BOB Snedden believes it could only be a matter of time before someone is injured by unexploded ordnance (UXO) on the the former artillery training area at Tianjara.
Mr Snedden has spent more than 15 years researching the historic use of the former artillery area west of Nowra, and believes a similar incident to earlier this year near Newcastle where a man and his daughter were injured when UXO they collected at Stockton Beach and took home exploded, could happen locally.
He has called for stronger signage in the area, which is popular among bushwalkers, to warn them of the possible dangers.
Tianjara is never far from Mr Snedden’s thoughts.
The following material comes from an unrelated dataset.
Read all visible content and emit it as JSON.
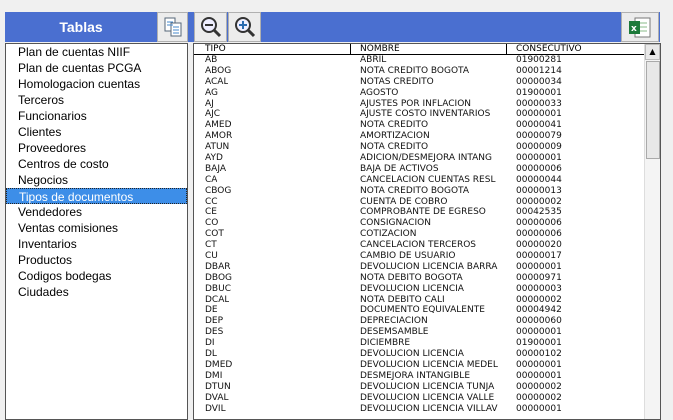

In 2017 he produced a book on the history of the range, which had been used for various forms of military training from 1942 to 1983.
Mr Snedden said there were some serious lessons to be learned from the incident at Newcastle that could assist in the future management of Tianjara.
He’s had an interest in the area since the mid 1960s and spent more than 15 years investigating the areas fired upon by the military during the range’s 40 year operation but it was working on the Budawangs Bushwalking and Camping Strategy document that really sparked his research.
His research included talking to numerous personnel who used the range but a “chance encounter” with Cris George, a retired naval airman and risk assessment professional solidified his beliefs.
Mr George was a former auditor on the Army Safety Management System and in the past had had some management responsibilities during the life of the Tianjara Artillery Training Area (TATA) and proved invaluable.
“The item up in Newcastle was found at Anna Bay on the northern end of Stockton Beach. During WWII the area was a major artillery training area and bombing range,” he said.
“The item of ‘interest’ was found on the beach and taken home where it exploded injuring the man and his young daughter.
“Although that former range has undergone extensive remediation, remnant UXO still remains.”
He said there had already been numerous reports of UXO being discovered at Tianjara and a similar instance could easily happen locally.
“In 2013, after an extensive review by Department of Defence, Tianjara in Morton National Park was subject to a realignment of boundaries to the area of contamination, and those boundaries have now been greatly extended,” he said.
“The area considered to be highly contaminated has increased by more than double and the area of slight contamination has also been extended to recognise a potential contamination over an area twice the original Permissive Occupancy (PO).
“Due to the terrain and the lack of detailed records the extent of contamination at Tianjara can never be quantified.”
He said records advise the entire area was used for artillery training and the (former) Crown Land PO was believed by the military (1991) to be “extensively contaminated”.
“The point of comparison with the area near the Stockton Beach range and Tianjara, is both had been advised as slightly contaminated and those lands are now both in a national park,” he said.
“Unlike Tianjara, the land at Stockton has been extensively examined and remediated but, as it turns out this has not been not completely successful.
“At Tianjara, in the slightly contaminated area, due to the terrain, remediation has been confined to reassuring safety on selected tracks, trails and campsites.
“For, the substantially contaminated area the only access is the Tianjara Trail and the Mt Bushwalker Track where ‘off track walking’ is now prohibited.”
He said the Tianjara land could never be properly examined and remediated due to the terrain.
“The distinction between slight and substantial contamination becomes meaningless from the duty of care responsibilities of National Park and Wildlife Service if someone was injured anywhere in the affected lands,” Mr Snedden said.
“At Tianjara, the area deemed ‘slight’ contamination, signs warning of it having been used for military training and that UXO may exist, have been erected.
“As the records advise, the entire PO was used the existence of UXO is probable, not maybe.
“The signage installed in the ‘slight’ area by NPWS only advises of the presence and danger of UXO and provides no guidance as to where the visitor can walk safely.
“Given the recent experience at Stockton and that no guarantees can be given at Tianjara, it would more appropriate from a duty of care perspective to instruct visitors, for their own safety, they should always remain on tracks trails and campsites that have been remediated.
“This approach is taken and shown to work in other areas similarly affected.”